(Entries from a dataset of interfaces)
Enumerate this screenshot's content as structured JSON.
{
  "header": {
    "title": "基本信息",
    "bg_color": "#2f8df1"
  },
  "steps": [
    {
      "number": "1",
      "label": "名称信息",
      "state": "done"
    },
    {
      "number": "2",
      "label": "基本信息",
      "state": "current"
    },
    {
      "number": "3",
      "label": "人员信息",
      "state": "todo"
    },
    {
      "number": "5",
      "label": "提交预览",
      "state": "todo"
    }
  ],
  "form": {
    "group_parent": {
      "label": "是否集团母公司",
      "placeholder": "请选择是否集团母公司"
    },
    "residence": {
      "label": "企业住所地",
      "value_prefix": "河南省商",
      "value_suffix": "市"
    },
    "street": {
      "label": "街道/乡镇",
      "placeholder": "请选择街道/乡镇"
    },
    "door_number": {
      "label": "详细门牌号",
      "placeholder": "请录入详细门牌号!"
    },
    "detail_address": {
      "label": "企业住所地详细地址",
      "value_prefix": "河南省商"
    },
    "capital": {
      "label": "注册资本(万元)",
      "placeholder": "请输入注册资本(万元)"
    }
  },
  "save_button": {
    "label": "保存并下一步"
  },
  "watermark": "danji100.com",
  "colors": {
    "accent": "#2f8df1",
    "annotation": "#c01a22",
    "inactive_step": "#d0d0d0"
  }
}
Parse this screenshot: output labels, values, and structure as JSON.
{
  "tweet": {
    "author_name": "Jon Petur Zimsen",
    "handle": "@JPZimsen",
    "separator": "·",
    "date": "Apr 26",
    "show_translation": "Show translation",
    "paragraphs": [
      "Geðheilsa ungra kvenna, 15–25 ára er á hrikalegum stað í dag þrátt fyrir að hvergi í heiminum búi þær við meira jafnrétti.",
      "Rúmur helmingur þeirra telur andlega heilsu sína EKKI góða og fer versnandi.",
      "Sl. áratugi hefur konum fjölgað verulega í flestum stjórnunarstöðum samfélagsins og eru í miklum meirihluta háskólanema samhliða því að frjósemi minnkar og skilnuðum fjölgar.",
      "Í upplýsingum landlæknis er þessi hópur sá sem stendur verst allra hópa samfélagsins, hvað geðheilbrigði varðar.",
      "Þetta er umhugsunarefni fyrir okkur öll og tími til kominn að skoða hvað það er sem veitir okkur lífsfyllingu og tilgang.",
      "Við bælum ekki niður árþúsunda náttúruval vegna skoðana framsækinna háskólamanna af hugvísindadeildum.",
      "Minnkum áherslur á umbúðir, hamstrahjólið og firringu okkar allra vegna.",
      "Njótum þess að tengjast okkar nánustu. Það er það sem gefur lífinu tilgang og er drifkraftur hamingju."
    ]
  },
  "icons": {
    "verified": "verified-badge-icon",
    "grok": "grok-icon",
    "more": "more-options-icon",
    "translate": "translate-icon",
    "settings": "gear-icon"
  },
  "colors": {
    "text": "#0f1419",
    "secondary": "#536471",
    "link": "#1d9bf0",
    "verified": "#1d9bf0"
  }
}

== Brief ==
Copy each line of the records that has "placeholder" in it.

== Result of the task ==
      "placeholder": "请选择是否集团母公司"
      "placeholder": "请选择街道/乡镇"
      "placeholder": "请录入详细门牌号!"
      "placeholder": "请输入注册资本(万元)"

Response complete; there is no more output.